In this list
LNG | Natural Gas

European LNG at 18-month low on Freeport reopening

Crude Oil | Natural Gas | Natural Gas (North America) | Upstream

Platts Upstream Indicator

Refined Products | Fuel Oil | Shipping | Bunker Fuel | Containers | Marine Fuel

The wait is (still) on at the Panama Canal

Oil | Energy Transition | Energy

APPEC 2024

Natural Gas | Coal | Electric Power | Energy Transition | Electric Power Electricity | Renewables

COP28: Pledge to triple renewables by 2030 'ambitious but achievable'

Energy | LNG

Platts LNG freight assessments

Metals | Energy Transition | Coal | Natural Gas | LNG | Shipping | Electric Power | Ferrous | Hydrogen | Metallurgical Coal | Steel | Non-Ferrous | Electric Power Electricity | Renewables | Emissions

Commodity Tracker: 5 charts to watch this week

For full access to real-time updates, breaking news, analysis, pricing and data visualization subscribe today.

Subscribe Now

European LNG at 18-month low on Freeport reopening

  • Author
  • Sammy Rolls
  • Editor
  • Daniel Lalor
  • Commodity
  • LNG Natural Gas
  • Tags
  • United States

European LNG prices have fallen to an 18-month low with returning Freeport volumes adding further bearish sentiment to the market.

Not registered?

Receive daily email alerts, subscriber notes & personalize your experience.

Register Now

Platts, part of S&P Global Commodity Insights, assessed Northwest European delivered LNG at $14.823/MMBtu on Feb. 13, the lowest since Aug. 23, 2021, when the assessment was made at $14.709/MMBtu.
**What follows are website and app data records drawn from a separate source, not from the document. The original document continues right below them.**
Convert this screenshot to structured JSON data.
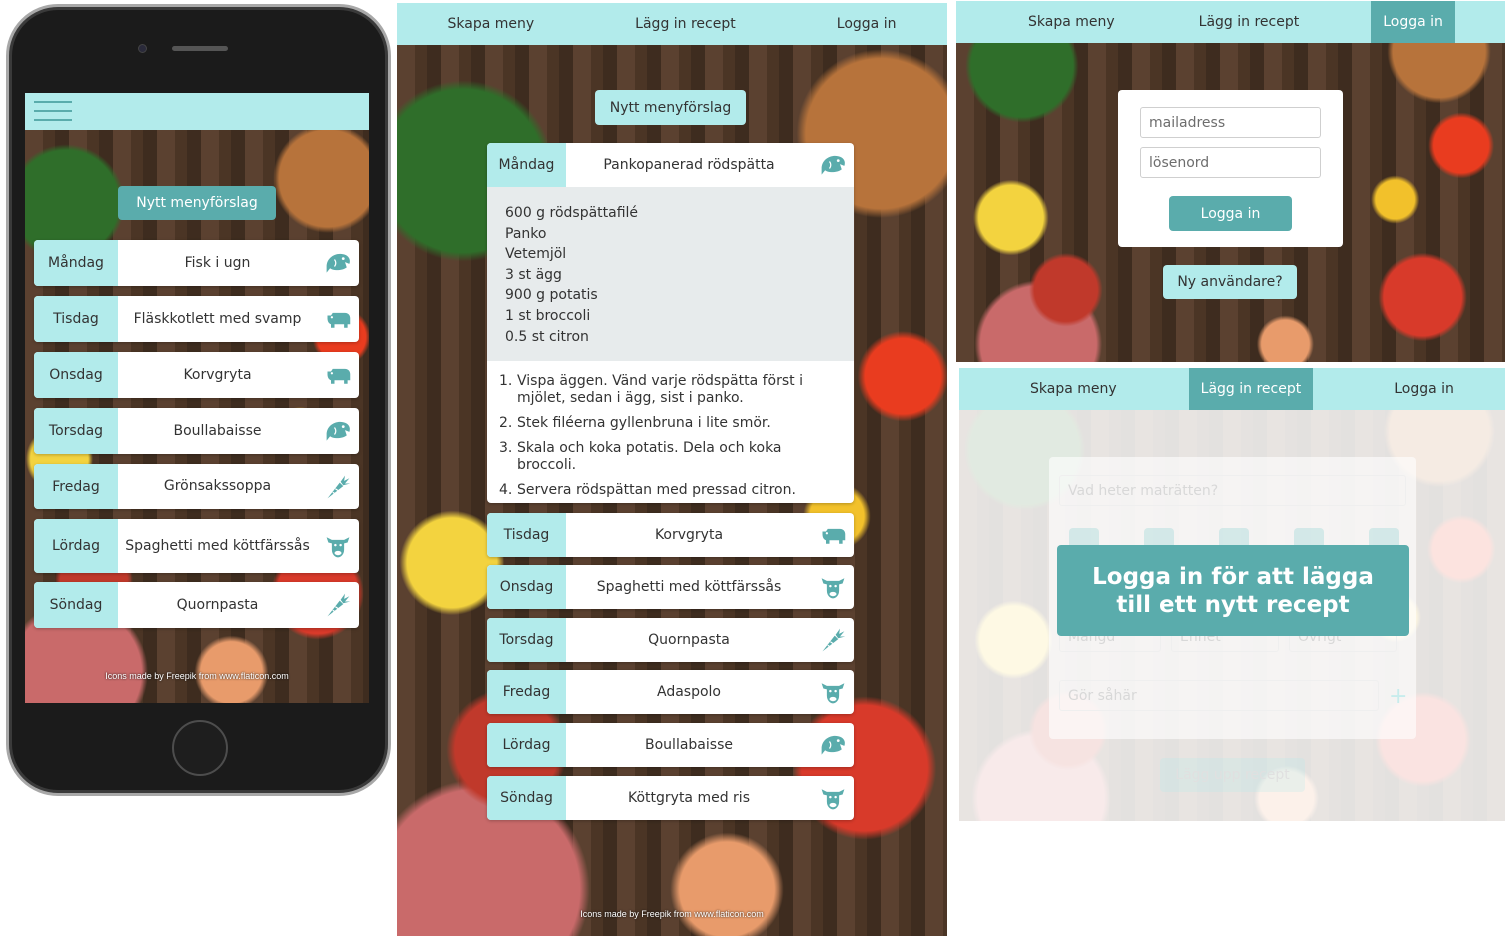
{
  "colors": {
    "light_teal": "#b2ebeb",
    "dark_teal": "#5aacac",
    "grey_panel": "#e7ebec"
  },
  "nav": {
    "create_menu": "Skapa meny",
    "add_recipe": "Lägg in recept",
    "login": "Logga in"
  },
  "credits": "Icons made by Freepik from www.flaticon.com",
  "phone": {
    "new_menu_button": "Nytt menyförslag",
    "days": [
      {
        "day": "Måndag",
        "dish": "Fisk i ugn",
        "icon": "fish-icon"
      },
      {
        "day": "Tisdag",
        "dish": "Fläskkotlett med svamp",
        "icon": "pig-icon"
      },
      {
        "day": "Onsdag",
        "dish": "Korvgryta",
        "icon": "pig-icon"
      },
      {
        "day": "Torsdag",
        "dish": "Boullabaisse",
        "icon": "fish-icon"
      },
      {
        "day": "Fredag",
        "dish": "Grönsakssoppa",
        "icon": "carrot-icon"
      },
      {
        "day": "Lördag",
        "dish": "Spaghetti med köttfärssås",
        "icon": "cow-icon"
      },
      {
        "day": "Söndag",
        "dish": "Quornpasta",
        "icon": "carrot-icon"
      }
    ]
  },
  "tablet": {
    "new_menu_button": "Nytt menyförslag",
    "expanded": {
      "day": "Måndag",
      "dish": "Pankopanerad rödspätta",
      "icon": "fish-icon",
      "ingredients": [
        "600 g rödspättafilé",
        "Panko",
        "Vetemjöl",
        "3 st ägg",
        "900 g potatis",
        "1 st broccoli",
        "0.5 st citron"
      ],
      "steps": [
        "Vispa äggen. Vänd varje rödspätta först i mjölet, sedan i ägg, sist i panko.",
        "Stek filéerna gyllenbruna i lite smör.",
        "Skala och koka potatis. Dela och koka broccoli.",
        "Servera rödspättan med pressad citron."
      ]
    },
    "days": [
      {
        "day": "Tisdag",
        "dish": "Korvgryta",
        "icon": "pig-icon"
      },
      {
        "day": "Onsdag",
        "dish": "Spaghetti med köttfärssås",
        "icon": "cow-icon"
      },
      {
        "day": "Torsdag",
        "dish": "Quornpasta",
        "icon": "carrot-icon"
      },
      {
        "day": "Fredag",
        "dish": "Adaspolo",
        "icon": "cow-icon"
      },
      {
        "day": "Lördag",
        "dish": "Boullabaisse",
        "icon": "fish-icon"
      },
      {
        "day": "Söndag",
        "dish": "Köttgryta med ris",
        "icon": "cow-icon"
      }
    ]
  },
  "login_view": {
    "email_placeholder": "mailadress",
    "password_placeholder": "lösenord",
    "login_button": "Logga in",
    "new_user_button": "Ny användare?"
  },
  "add_recipe_view": {
    "recipe_name_placeholder": "Vad heter maträtten?",
    "amount_placeholder": "Mängd",
    "unit_placeholder": "Enhet",
    "ingredient_placeholder": "Övrigt",
    "instructions_placeholder": "Gör såhär",
    "submit_button": "Lägg upp recept",
    "overlay_message": "Logga in för att lägga till ett nytt recept"
  }
}
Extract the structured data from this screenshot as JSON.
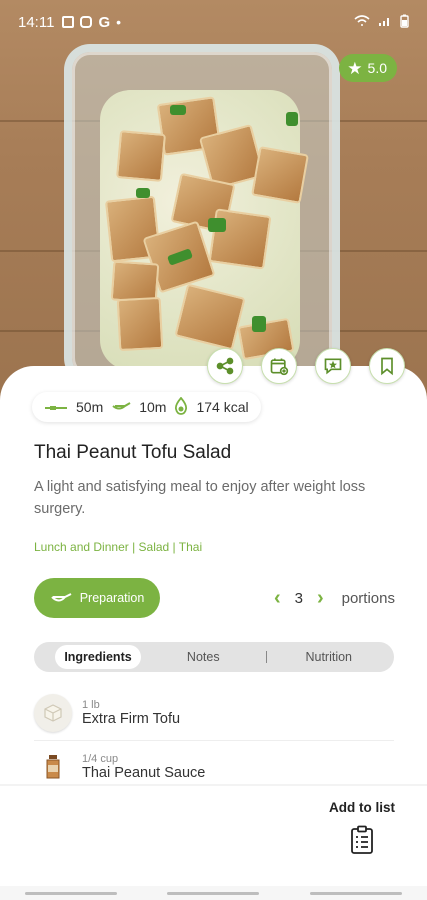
{
  "status_bar": {
    "time": "14:11",
    "extra": "G"
  },
  "rating": {
    "value": "5.0"
  },
  "meta": {
    "total_time": "50m",
    "prep_time": "10m",
    "calories": "174 kcal"
  },
  "recipe": {
    "title": "Thai Peanut Tofu Salad",
    "description": "A light and satisfying meal to enjoy after weight loss surgery.",
    "tags": "Lunch and Dinner | Salad | Thai"
  },
  "preparation_button": "Preparation",
  "portions": {
    "count": "3",
    "label": "portions"
  },
  "tabs": [
    {
      "label": "Ingredients",
      "active": true
    },
    {
      "label": "Notes",
      "active": false
    },
    {
      "label": "Nutrition",
      "active": false
    }
  ],
  "ingredients": [
    {
      "qty": "1 lb",
      "name": "Extra Firm Tofu",
      "icon": "tofu-icon"
    },
    {
      "qty": "1/4 cup",
      "name": "Thai Peanut Sauce",
      "icon": "sauce-jar-icon"
    }
  ],
  "add_to_list": "Add to list",
  "colors": {
    "accent": "#7cb342",
    "accent_dark": "#5d8f2b",
    "tab_bg": "#e3e3e3"
  }
}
Freeport LNG exported its first cargo Feb. 12 since an explosion and fire shut the US facility last June, meaning an already well supplied European market may soon see additional US cargoes, likely to put pressure on prices.

Freeport can export 16-19 LNG cargoes per month when operating normally, according to market sources.

Europe has also been experiencing increased supply from North Africa recently, specifically Egypt.

The Egyptian Gas Holding Company (Egas) has issued sell tenders for nine LNG cargoes in 2023 after 54 cargoes in 2022, up from around 26 in 2021, S&P Global data showed.

Related content: Changing places: Shifting participation and growing intervention in LNG markets

European prices had already been under pressure amid a reduction in demand for spot cargoes during early 2023.

Milder than average winter weather and earlier demand destruction from industrial consumers have led to reduced gas consumption.

Eight European countries recorded all-time temperature highs for January, according to data from the BBC. That drove down heating demand and slowed the rate at which gas stocks were drawn.

Meanwhile, high stock levels have also been able to satiate any excess demand above that from contractual LNG cargoes and natural gas pipeline flows. That has caused demand for LNG spot cargoes to dry up.

Europe's gas storage levels remain high, at 66.1% as of Feb. 12, according to the Aggregated Gas Storage Inventory (AGSI). Gas storage levels were at 32.7% this time last year.

While immediate European has been subdued, some sources were expecting some level of price rebound in the near term with the main question being around the scope for a return of Chinese demand.

"Prices are nearing the bottom but there may yet be lower levels in the days to come," a Europe-based LNG trader said.